Credit Crises

  • ID: 2326655
  • Book
  • 277 Pages
  • John Wiley and Sons Ltd
1 of 4
The subprime crisis marked the end of an almost five–year long period of prosperity in financial markets. At the beginning of the crisis, the majority of market participants believed in a geographically limited impact on some specific segments; during the course of 2007 it became obvious that the subprime turmoil would reach the status of a fully fledged credit crisis. This put one of the most challenging topics back on the agenda of investors and monetary authorities, as well as academics: what are the transmission mechanisms during crises, how high are the related costs, and the question of whether crises are cyclical phenomena that hit the market from time to time. The authors try to find answers to these questions and show that there are many similarities between the credit crises that financial markets have experienced in the past. However, there are also some specific elements which occur during a crisis. In this book, the characteristics of the subprime crisis are described in detail to show the mechanism behind credit crises in general, especially the transmission mechanisms of so–called second–and third–round effects.

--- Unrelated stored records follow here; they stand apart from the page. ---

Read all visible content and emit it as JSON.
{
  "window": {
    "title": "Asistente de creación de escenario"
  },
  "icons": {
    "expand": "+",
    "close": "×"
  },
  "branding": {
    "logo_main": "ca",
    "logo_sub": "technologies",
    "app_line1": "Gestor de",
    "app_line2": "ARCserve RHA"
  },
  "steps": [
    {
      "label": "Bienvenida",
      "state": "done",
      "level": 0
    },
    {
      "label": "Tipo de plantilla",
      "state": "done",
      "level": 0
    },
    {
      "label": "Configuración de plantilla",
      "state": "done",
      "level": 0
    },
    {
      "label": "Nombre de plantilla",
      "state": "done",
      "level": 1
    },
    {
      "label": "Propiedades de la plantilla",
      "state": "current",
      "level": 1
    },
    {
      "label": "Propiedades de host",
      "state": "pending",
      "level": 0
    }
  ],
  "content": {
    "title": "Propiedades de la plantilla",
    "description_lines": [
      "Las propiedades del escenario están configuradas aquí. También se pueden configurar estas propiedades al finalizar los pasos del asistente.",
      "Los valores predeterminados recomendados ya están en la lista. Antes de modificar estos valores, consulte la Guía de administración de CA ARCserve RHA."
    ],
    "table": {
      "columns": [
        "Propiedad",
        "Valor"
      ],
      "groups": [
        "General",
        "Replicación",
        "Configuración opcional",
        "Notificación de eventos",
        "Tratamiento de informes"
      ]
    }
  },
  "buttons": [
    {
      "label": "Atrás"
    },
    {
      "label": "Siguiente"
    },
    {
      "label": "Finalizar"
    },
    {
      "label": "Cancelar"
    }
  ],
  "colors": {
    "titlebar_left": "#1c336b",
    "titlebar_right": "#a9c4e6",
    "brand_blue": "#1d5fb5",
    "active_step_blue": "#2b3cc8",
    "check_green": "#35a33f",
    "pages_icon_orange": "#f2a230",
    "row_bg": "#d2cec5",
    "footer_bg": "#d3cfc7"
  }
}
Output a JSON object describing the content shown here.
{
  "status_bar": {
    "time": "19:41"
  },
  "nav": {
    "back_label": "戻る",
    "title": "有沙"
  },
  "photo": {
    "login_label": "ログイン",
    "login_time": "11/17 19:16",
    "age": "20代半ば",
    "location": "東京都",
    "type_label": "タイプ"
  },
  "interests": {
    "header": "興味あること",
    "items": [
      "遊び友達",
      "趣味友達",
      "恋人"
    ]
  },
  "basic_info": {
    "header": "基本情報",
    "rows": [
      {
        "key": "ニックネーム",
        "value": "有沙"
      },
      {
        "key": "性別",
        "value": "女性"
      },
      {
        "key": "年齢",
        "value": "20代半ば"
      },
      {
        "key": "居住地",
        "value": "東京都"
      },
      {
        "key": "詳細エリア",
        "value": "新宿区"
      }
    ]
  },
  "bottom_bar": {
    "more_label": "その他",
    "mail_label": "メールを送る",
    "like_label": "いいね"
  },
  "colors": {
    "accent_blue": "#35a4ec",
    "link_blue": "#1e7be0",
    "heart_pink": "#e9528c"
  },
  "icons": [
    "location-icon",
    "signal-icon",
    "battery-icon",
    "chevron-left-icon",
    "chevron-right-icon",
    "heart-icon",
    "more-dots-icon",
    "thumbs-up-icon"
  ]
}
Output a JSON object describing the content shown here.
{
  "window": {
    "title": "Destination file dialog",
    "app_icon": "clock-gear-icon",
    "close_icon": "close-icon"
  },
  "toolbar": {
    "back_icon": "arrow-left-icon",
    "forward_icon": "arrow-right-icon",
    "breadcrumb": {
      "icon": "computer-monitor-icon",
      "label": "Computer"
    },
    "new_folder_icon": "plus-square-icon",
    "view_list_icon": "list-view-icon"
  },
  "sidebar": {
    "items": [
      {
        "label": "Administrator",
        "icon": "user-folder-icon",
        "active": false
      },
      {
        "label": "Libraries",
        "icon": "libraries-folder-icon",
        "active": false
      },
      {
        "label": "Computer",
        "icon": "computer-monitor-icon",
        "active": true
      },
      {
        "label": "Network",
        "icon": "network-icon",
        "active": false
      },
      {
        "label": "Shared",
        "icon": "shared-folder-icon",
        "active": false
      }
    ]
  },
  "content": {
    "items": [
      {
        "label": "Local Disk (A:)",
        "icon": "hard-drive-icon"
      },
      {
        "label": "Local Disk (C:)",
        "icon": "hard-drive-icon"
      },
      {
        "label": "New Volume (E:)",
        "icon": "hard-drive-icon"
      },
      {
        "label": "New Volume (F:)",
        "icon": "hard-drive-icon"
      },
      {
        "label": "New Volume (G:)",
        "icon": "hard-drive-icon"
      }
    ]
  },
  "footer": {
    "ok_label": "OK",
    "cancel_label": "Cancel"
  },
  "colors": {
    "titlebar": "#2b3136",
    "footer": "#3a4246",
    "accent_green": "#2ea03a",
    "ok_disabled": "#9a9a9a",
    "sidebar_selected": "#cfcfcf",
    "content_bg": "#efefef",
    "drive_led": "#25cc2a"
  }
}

The book includes a comprehensive overview of the players in the credit market and the strategies implemented by these players, with a focus on the establishment of new vehicles (like Special Investment Vehicles (SIVs)) and innovative instruments, primarily out of the structured credit and credit derivatives universe. The book also includes an overview of historical credit crises, as this analysis is necessary to understand the basic mechanism behind crises, which is a prerequisite to discussing potential solutions. This brings us to a key wisdom with respect to financial market distortions: the question of how to avoid credit crises in the future.

Note: Product cover images may vary from those shown
2 of 4
Foreword.

Preface.

Acknowledgements.

1. Prologue: Chronology of a Crisis.

1.1. The subprime turmoil included all ingredients of a severe financial markets crisis.

1.2. An exemplary credit crisis.

1.3. The chronology of a crisis – The US subprime crisis.

2. Credit Instruments.

2.1. Bonds.

2.2. Loans.

2.3. Credit Default Swaps.

2.4. CDS Indices.

2.5. Tranches.

2.6. Securitization.

3. Credit Players.

3.1. Banks.

3.2. Fannie Mae and Freddy Mac.

3.3. Money Market Funds.

3.4. Central Banks.

3.5. Hedge Funds.

3.6. Bond Insurer.

3.7. Private Equity Sponsors.

4. Credit Strategies.

4.1. Leverage.

4.2. Leveraged Super Senior Tranches.

4.3. Constant Proportion Debt Obligations.

4.4. Structured Investment Vehicles.

4.5. Collateralized Debt Obligations.

4.6. Structured–Squared Madness.

5. The Anatomy of a Credit Crisis.

5.1. Introduction.

5.2. Crisis Classification.

5.3. A brief history of credit crises.

5.4. What can we learn from existing crises models?

5.5. The credit cycle.

6. Epilogue: How Can we Avoid Credit Crises in the Future?

Index.

Note: Product cover images may vary from those shown
3 of 4

Loading
LOADING...

4 of 4
Dr. Jochen Felsenheimer works in the Global Research department at Unicredit. He heads the Credit Strategy & Structured Credit Team. He holds a PhD degree in Economics from Ludwig–Maximilians–Universität München.

Dr. Philip Gisdakis works as a Senior Quantitative Credit Strategist at Unicredit. He studied Mathematical Finance at the University of Oxford and holds a PhD degree in Theoretical Chemistry from Technische Universität München.

Note: Product cover images may vary from those shown
5 of 4
Note: Product cover images may vary from those shown
Adroll
adroll